Written by Emily Strange, QuEST Fellow
You may know that there are two organizations working closely with one another to advocate and organize for housing justice at the state level: the Washington Low Income Housing Alliance (Housing Alliance) and the Washington Housing Alliance Action Fund (Action Fund). But why is having two distinct organizations necessary? How do they work to support each other? What makes them unique from one another?
The answer lies in the nonprofit tax structure. Essentially, a 501(c)(3) non-profit (Housing Alliance) isn’t allowed to endorse candidates for office and engage in political work. However, when people donate to a 501(c)(3) they will be able to write that donation off their taxes. A 501(c)(4) non-profit (Action Fund) can endorse candidates and engage in political work, like helping to canvass for endorsed candidates. However, when someone donates to a 501(c)(4), they are unable to write this donation off their taxes. You can learn more about the differences here. But these two types of organizations can work together. For example, the boards of the Housing Alliance and the Action Fund both vote jointly on the legislative agenda before session starts. The Resident Action Project itself is funded by both the Housing Alliance (c3) and the Action Fund(c4). Working together, the Housing Alliance can advocate for better policies, and the Action Fund can help elect housing champions to then make it easier to get that housing policy work done.
In order to find out more about the work of the Action Fund, I asked Caroline Lopez, Director of Organizing for the Washington Housing Alliance Action Fund, a few questions:
Why is the Action Fund important to the work of the Housing Alliance?
The Action Fund supports the housing justice issues that the Housing Alliance and its members, including RAP, advocates for throughout the year. However, the Action Fund has a specific role to register voters, educate candidates running for office, as well as elected officials, and hold lawmakers accountable to their words. The Action Fund endorses candidates who have been or affirm to be Housing Champions, in that they share the vision of housing justice in our state policies and budget. We work with members to elect those Housing Champions to office. Through this process, we can let new candidates know about the policies we’re working on, find out their stance and hold them accountable to the communities those policies impact once they’re elected.
What are the steps to the endorsement process?

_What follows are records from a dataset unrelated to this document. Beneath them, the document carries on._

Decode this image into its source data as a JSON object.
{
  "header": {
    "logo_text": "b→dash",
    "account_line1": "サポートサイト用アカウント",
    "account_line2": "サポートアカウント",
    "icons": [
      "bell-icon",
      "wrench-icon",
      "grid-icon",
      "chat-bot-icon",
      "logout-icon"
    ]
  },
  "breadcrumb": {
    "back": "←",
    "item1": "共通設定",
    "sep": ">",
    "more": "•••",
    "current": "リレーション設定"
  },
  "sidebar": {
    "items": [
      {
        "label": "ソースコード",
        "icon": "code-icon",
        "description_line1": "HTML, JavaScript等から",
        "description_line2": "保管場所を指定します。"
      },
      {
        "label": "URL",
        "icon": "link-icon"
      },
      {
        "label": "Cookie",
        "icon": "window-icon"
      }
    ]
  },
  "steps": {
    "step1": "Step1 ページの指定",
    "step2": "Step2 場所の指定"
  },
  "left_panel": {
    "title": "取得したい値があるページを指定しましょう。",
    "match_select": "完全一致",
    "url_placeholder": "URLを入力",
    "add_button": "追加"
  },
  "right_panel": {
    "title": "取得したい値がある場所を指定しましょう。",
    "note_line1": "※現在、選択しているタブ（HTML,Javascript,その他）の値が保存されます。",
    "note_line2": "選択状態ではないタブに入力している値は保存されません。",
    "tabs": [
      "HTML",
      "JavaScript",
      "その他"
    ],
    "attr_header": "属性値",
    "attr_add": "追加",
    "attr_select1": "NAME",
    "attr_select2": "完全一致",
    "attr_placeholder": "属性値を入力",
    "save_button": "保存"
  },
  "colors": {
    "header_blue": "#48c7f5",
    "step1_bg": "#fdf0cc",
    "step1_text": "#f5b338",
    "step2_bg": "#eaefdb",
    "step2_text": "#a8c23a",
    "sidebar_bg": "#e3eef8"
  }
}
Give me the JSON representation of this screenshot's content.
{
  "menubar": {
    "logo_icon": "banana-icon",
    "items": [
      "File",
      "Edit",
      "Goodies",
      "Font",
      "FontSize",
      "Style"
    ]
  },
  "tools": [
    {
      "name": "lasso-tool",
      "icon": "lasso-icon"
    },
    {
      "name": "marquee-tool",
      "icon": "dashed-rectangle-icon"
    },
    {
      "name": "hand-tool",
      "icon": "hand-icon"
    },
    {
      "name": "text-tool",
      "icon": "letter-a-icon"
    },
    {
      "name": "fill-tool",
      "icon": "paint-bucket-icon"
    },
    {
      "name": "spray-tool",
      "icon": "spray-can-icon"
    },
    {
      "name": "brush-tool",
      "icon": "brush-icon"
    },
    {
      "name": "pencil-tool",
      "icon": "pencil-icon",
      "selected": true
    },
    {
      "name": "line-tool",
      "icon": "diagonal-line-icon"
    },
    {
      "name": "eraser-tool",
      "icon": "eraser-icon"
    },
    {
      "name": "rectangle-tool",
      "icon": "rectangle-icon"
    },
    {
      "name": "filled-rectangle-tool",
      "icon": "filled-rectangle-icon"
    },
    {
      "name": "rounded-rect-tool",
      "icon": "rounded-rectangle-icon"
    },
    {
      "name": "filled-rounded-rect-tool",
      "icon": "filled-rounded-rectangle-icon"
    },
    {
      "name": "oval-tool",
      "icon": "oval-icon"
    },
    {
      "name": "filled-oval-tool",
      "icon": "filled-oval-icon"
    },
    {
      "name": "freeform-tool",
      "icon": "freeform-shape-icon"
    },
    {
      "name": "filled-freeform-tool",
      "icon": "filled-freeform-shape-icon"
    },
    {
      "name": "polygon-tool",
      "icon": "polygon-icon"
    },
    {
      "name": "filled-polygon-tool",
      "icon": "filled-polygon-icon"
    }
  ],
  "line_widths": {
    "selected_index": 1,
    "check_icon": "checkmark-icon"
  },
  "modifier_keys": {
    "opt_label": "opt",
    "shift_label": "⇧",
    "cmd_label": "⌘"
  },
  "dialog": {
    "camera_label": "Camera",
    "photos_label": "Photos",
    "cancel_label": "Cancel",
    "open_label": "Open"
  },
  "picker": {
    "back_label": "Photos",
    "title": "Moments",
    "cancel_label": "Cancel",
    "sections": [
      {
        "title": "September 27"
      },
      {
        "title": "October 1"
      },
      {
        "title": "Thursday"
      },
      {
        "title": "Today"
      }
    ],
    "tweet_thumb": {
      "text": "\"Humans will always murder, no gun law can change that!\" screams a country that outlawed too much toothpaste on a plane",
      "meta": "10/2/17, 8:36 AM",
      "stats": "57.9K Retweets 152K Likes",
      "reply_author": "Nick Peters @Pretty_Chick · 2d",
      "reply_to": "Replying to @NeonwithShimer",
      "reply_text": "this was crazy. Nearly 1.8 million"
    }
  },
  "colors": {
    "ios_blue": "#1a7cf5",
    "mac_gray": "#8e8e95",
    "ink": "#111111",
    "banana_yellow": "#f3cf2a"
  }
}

We’ve elected to have an Endorsement Committee that includes people outside the board membership. This year, we’ve added two RAP Steering Committee members, Jennifer Bereskin and Brook Fadley, as well as RAP supporter and social worker, Sean Blackwell. They will join Action Fund board members from across the state in reviewing candidate endorsement applications. The application mainly asks questions about where the candidate stands on housing justice issues and policies that affect people with low income, renters and people without homes. The Endorsement Committee makes recommendations and interviews candidates as needed. These recommendations are sent to the Action Fund board members who then cast a final vote.
How is equity factored into the endorsement process?
Within the questionnaire, we ask how candidates are reaching out to and supporting Communities of Color, and how the candidates plan on reducing racial inequities around housing issues. We specifically ask about policies that are directly related to racial justice, equity for those most impacted, and housing discrimination.
What else would you like members of RAP to know?
Once we announce the candidates we will endorse, we hope that RAP members will help us to elect people who align with our vision for housing justice and encourage everyone they know to vote in the 2020 election! We need to mobilize our friends, family, neighbors and community in electing people who understand that housing is a public health crisis that affects us all.